The History of Maori People

The interesting history of the Maori people can be traced to Southeast Asia. Some historians hold the opinion that the Polynesians, who first settled in what is now known as New Zealand, were originally from China and that In the past, they took the long journey through Taiwan, the Pacific and finally reached New Zealand.

Ancient History

An anthropologist, Thor Heyerdahl, argues that the Polynesians were from America and not from the east. His claims are based on the fact that the staple food, kumara, of the pre-European Maori, came from Central South America. The Bismarck Archipelago was occupied by the Polynesian ancestors thirty thousand years ago where they had a Lapita culture which is evident in their colorful and peculiar earthenware pots. The pottery was named Lapita after the name of an archaeological site located in New Caledonia.

1000 islands, Palau, Micronesia, Bismarck Archipelago

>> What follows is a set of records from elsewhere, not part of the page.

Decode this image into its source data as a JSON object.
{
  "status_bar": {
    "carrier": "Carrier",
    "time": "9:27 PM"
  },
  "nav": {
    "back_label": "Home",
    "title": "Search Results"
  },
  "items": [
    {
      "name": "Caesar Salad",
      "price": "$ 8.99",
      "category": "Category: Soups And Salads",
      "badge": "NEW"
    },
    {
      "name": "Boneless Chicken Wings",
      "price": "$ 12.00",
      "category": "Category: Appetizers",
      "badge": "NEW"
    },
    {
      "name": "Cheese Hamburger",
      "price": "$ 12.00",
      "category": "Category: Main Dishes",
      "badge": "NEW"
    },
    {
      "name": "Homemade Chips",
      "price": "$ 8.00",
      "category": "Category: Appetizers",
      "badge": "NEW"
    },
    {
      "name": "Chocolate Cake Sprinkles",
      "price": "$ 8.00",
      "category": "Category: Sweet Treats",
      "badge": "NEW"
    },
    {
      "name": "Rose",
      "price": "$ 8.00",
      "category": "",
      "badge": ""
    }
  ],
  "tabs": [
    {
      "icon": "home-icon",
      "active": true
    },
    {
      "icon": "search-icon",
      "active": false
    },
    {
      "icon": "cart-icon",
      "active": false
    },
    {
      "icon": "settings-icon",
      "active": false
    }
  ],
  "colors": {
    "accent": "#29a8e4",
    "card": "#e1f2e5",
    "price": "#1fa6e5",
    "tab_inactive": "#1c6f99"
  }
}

The Lapita pottery was first discovered in the mid-second part of the millennium. This evidence could be traced from Melanesia to New Caledonia and Samoa on the east side. The creators of the Lapita pottery founded places such as Fiji, Tonga, and Samoa where many features of the typical Polynesian culture developed in the first millennium.  By the time New Zealand was founded, the essence of the pottery was already lost, and other kinds of crafts took its place, such as stone adzes and fish hooks, a change attributed to Eastern Polynesia in New Zealand.


The Polynesian culture started to spread eastwards from its original location in the Bismarck Archipelago about 3,500 years ago. While some of the people stayed in the central south pacific, other Polynesians relocated beyond Tahiti and settled around South America, the kumara’s home. There is no record of the exact date the islands of New Zealand were settled, and scholars are still debating whether it happened between 950AD and 1130AD or not. Kupe, the Polynesian navigator and mythical figure, is believed to have landed in 925, according to ethnologists of the 19th and 20th centuries. The same scholars also estimated that Toi, the Maori mythical figure, arrived at New Zealand around 1150.

The arrival of a larger number of Polynesians who settled in New Zealand is said to have taken place in 1350 although modern scholars are skeptical of both the date and the mass arrival of Polynesians. The Maori canoe tradition incorporated the Great Fleet into their practice as passed down from generation to generation, a tradition that states that the great fleet came from Hawaiiki, the mythical ancestral homeland in eastern Polynesia. The Polynesians first settled on the coast of New Zealand, mainly on the eastern coast due to its friendly and temperate climate and later animals such as dogs and the Polynesian rat were introduced.

The Maori culture, though of Stone Age, was developed before the coming of Europeans and the use of metal.  Bird bones, ivory teeth, human bones, whale bones and dog bones were used as the materials for work before the introduction of metal. Archeological discovery within New Zealand has revealed these historical facts.